» **Records shown**
----------

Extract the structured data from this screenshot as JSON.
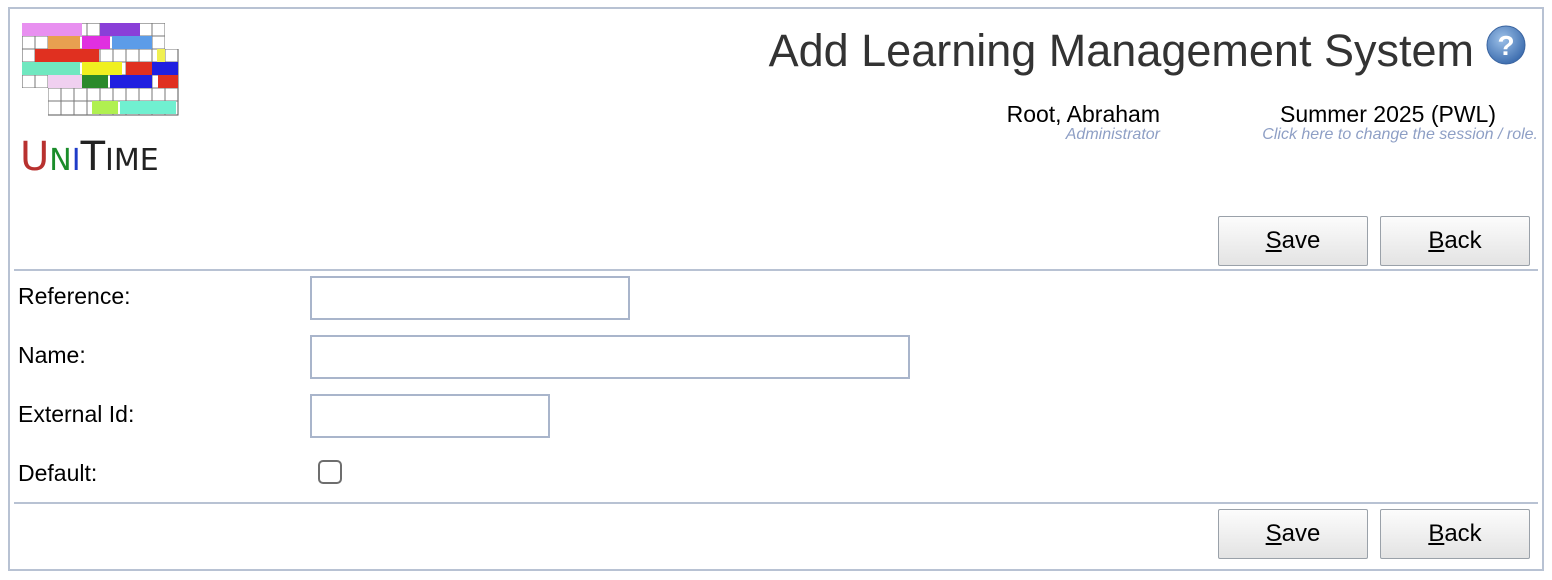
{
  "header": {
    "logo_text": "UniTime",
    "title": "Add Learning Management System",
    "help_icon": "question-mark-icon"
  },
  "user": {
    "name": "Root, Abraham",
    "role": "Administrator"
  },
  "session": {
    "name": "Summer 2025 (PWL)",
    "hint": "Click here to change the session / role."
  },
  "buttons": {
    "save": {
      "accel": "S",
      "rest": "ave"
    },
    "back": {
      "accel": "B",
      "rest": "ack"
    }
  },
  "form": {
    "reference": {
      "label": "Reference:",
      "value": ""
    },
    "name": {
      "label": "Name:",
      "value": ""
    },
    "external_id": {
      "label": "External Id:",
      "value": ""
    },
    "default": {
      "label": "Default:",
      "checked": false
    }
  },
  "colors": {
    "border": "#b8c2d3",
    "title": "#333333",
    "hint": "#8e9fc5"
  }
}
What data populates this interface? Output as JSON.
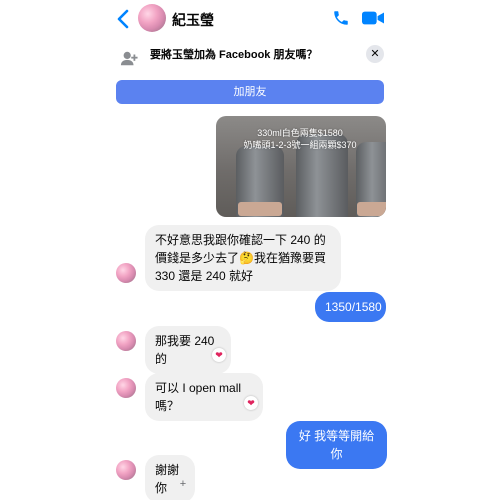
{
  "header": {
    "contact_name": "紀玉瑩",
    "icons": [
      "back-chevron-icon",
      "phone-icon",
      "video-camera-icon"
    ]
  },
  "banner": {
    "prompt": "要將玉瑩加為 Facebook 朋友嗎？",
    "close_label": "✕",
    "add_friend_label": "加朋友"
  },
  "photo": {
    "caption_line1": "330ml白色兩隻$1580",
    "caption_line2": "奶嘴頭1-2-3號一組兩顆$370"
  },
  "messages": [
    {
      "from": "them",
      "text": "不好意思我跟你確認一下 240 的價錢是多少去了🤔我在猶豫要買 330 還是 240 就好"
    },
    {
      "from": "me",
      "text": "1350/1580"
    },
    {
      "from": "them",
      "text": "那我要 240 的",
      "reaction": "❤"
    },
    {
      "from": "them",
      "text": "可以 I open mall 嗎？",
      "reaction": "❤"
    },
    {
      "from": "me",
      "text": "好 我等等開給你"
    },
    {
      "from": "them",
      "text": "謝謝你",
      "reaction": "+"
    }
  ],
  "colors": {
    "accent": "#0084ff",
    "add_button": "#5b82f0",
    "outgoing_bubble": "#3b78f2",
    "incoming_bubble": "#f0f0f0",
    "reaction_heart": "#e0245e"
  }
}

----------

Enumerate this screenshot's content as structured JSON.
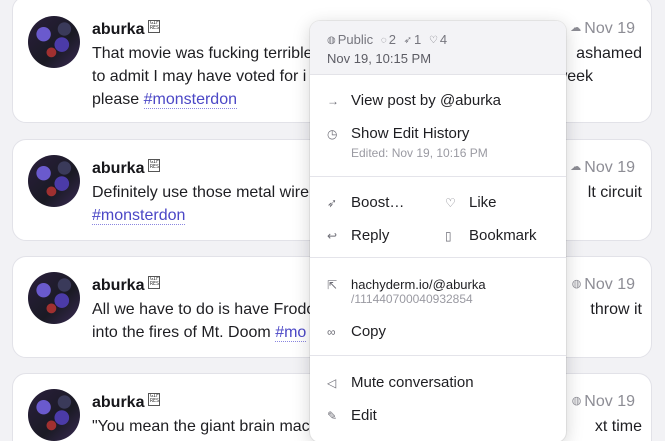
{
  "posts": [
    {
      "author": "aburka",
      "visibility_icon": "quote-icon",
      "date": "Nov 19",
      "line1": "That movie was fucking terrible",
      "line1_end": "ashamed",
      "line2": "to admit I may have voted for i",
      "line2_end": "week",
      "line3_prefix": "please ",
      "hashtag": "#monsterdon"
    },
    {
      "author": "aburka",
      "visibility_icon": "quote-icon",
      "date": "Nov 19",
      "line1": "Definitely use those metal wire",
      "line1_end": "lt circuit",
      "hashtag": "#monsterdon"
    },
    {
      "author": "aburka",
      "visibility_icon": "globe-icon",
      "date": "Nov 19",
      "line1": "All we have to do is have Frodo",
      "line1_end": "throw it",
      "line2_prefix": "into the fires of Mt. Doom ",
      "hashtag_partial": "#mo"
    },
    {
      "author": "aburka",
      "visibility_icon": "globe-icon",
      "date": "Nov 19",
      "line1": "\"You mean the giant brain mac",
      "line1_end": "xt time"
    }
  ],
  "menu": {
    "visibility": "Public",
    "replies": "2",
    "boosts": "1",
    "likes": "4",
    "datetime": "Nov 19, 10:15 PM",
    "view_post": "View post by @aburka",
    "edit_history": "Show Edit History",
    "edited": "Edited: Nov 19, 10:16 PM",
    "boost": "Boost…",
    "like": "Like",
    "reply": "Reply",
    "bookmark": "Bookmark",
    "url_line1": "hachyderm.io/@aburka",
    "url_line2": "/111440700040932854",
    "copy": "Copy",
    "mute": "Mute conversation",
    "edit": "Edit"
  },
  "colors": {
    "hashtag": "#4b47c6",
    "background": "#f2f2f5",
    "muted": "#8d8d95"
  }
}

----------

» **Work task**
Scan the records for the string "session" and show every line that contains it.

» **Result of the exercise**
  "session": {
    "hint": "Click here to change the session / role."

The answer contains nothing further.